To build a broad understanding of cooking and event planning experiences, we investigated businesses that serve these needs.
We visited cooking-related stores: Sur La Table and Bed Bath & Beyond for kitchenware, Whole Foods for grocery shopping, and Barnes & Noble for recipe and event planning books. During these excursions, we observed how food-related objects and information are handled in the physical world.
Many shoppers at Whole Foods constantly scanned shelves and scrutinized product labels. Shoppers frequently picked up and handled products, especially when selecting fresh produce. Handheld Artifacts
Many shoppers brought physical shopping lists to the store, whether handwritten or printed out. Planning
Sur La Table and Bed Bath & Beyond both provided plenty of goods to aid in cooking, but neither contained much relating to the needs of a cook hosting a complex meal. Barnes & Noble displayed many recipe books but much less relating to event planning. Event-oriented books typically contained sample menus and sometimes included multiple lists of ingredients for various party sizes, as well as time frames outlining when to begin tasks and food preparation. Recipes
Shoppers browsed through the recipes section while they shopped for food.
Contextual Recipes: Whole Foods provided lists of recipes next to foods to help shoppers learn about the usages of the ingredients. Design Insights
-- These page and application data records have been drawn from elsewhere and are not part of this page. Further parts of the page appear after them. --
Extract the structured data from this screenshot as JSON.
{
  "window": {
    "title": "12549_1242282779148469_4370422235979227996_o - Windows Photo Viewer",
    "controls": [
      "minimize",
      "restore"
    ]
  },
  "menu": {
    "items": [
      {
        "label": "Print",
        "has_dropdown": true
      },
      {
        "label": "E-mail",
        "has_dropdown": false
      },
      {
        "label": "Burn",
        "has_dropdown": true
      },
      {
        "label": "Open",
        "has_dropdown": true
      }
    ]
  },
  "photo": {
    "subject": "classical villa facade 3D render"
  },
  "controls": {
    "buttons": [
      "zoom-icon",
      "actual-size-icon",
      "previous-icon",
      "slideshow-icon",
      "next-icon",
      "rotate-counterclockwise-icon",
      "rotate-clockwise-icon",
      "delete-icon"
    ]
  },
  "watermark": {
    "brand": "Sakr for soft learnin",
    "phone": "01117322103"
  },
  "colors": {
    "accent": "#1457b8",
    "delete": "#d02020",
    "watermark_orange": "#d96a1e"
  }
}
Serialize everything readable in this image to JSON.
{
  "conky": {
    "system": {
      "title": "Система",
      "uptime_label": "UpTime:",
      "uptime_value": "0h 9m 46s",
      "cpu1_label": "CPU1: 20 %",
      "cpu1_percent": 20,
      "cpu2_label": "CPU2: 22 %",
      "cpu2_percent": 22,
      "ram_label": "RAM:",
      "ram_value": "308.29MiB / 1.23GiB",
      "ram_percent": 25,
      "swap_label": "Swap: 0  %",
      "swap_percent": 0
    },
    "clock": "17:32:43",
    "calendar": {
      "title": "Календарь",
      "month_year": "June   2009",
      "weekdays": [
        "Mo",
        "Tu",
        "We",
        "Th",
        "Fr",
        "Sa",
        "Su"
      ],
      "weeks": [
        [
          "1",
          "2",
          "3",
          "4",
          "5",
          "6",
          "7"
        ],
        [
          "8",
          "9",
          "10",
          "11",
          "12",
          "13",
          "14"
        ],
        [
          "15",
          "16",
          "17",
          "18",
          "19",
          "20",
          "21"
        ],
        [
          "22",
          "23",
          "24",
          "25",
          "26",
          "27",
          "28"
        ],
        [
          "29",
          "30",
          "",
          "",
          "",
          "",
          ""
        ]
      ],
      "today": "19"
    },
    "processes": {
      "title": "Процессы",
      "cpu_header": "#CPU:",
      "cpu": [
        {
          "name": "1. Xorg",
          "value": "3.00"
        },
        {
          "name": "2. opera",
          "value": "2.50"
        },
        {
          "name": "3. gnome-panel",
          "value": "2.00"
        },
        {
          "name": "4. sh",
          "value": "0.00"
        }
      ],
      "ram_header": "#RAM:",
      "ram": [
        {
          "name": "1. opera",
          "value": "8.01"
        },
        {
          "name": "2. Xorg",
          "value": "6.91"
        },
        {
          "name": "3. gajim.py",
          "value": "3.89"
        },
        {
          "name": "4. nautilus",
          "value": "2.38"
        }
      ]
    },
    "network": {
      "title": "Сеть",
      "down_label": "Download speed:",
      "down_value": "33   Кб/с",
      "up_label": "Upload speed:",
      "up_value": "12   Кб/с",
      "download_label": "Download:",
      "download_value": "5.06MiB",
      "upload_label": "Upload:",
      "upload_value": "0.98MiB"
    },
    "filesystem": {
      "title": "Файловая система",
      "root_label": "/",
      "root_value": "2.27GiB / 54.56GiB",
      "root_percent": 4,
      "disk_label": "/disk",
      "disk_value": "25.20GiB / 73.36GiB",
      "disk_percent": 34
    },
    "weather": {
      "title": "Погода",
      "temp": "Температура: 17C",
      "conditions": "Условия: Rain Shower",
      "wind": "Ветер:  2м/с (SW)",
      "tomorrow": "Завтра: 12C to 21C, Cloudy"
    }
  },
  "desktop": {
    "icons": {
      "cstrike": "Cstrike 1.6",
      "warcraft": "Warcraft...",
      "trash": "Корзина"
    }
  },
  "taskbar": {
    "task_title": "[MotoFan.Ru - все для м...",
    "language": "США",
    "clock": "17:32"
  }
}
Recipes need to be usable in the context shopping so people can check ingredients off as they go.
Side-by-side comparisons are integral to the shopping experience.
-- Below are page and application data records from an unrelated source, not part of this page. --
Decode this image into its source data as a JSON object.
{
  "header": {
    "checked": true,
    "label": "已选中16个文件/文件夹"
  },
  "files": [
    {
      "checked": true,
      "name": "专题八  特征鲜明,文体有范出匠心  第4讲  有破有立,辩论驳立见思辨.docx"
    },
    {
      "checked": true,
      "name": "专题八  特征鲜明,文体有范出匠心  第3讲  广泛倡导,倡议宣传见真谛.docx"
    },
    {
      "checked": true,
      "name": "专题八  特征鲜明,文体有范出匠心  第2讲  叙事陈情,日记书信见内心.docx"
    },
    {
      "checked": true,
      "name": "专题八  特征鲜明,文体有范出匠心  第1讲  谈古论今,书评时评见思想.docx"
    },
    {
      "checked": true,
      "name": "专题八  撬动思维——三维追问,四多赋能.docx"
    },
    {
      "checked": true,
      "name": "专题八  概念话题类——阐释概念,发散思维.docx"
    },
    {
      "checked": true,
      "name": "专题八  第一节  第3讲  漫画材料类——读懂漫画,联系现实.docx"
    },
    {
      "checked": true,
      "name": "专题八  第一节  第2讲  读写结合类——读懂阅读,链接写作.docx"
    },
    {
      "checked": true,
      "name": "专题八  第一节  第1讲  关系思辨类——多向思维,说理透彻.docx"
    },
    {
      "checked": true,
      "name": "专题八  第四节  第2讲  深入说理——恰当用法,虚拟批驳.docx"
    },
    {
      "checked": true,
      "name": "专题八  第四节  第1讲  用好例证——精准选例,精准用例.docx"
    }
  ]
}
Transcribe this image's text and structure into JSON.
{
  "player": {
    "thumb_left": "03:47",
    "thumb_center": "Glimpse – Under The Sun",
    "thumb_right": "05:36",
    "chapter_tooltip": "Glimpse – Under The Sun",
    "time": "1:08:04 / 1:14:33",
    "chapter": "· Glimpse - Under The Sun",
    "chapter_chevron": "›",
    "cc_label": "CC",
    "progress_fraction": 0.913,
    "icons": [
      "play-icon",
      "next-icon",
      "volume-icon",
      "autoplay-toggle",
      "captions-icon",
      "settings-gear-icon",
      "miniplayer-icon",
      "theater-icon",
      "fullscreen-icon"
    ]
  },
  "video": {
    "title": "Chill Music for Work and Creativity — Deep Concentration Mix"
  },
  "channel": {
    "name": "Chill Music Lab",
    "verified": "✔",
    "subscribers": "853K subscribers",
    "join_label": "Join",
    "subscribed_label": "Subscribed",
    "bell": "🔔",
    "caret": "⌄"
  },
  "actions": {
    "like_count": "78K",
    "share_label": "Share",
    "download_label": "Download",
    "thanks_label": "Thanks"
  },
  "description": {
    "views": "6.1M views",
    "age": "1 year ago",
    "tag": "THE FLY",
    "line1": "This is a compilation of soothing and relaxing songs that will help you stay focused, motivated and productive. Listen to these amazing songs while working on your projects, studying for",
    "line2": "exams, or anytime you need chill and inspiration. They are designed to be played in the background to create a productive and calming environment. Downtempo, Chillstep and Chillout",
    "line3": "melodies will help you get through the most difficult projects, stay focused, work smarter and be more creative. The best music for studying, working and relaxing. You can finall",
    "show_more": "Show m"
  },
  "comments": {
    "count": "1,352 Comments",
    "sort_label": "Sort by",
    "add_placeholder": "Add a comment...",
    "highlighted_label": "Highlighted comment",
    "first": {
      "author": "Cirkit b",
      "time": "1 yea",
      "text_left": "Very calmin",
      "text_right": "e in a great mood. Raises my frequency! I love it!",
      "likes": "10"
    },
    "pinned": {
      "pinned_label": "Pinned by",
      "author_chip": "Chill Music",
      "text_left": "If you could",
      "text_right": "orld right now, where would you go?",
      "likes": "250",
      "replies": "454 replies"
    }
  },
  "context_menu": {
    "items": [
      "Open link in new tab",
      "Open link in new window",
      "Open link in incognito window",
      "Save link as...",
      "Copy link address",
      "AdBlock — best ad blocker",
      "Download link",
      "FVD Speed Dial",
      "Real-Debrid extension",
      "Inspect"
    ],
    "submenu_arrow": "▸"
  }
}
Support distinctions between different types of groceries so that shoppers know what to use. (fresh vs dried, peak freshness).
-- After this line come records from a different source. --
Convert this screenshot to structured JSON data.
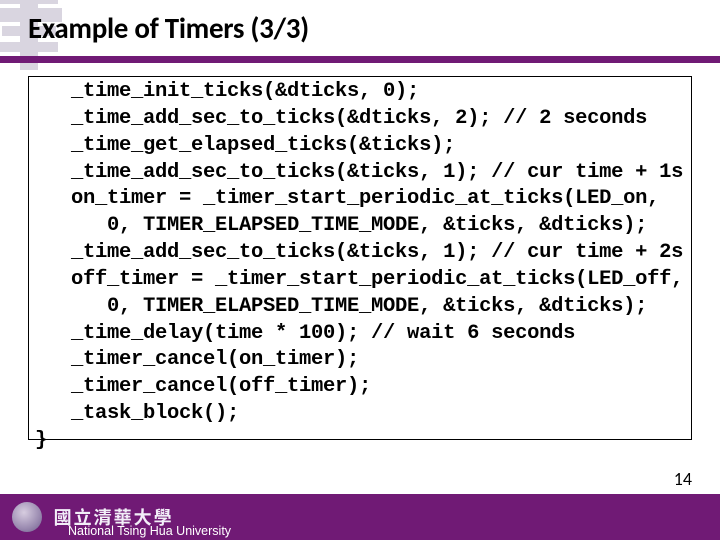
{
  "slide": {
    "title": "Example of Timers (3/3)",
    "code": "   _time_init_ticks(&dticks, 0);\n   _time_add_sec_to_ticks(&dticks, 2); // 2 seconds\n   _time_get_elapsed_ticks(&ticks);\n   _time_add_sec_to_ticks(&ticks, 1); // cur time + 1s\n   on_timer = _timer_start_periodic_at_ticks(LED_on,\n      0, TIMER_ELAPSED_TIME_MODE, &ticks, &dticks);\n   _time_add_sec_to_ticks(&ticks, 1); // cur time + 2s\n   off_timer = _timer_start_periodic_at_ticks(LED_off,\n      0, TIMER_ELAPSED_TIME_MODE, &ticks, &dticks);\n   _time_delay(time * 100); // wait 6 seconds\n   _timer_cancel(on_timer);\n   _timer_cancel(off_timer);\n   _task_block();\n}",
    "footer": {
      "logo_cn": "國立清華大學",
      "institution": "National Tsing Hua University"
    },
    "page_number": "14"
  }
}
Recipes need to be printable.
Help cooks scale recipes up or down.
Guide users in planning the timing of the many tasks involved in planning a large meal.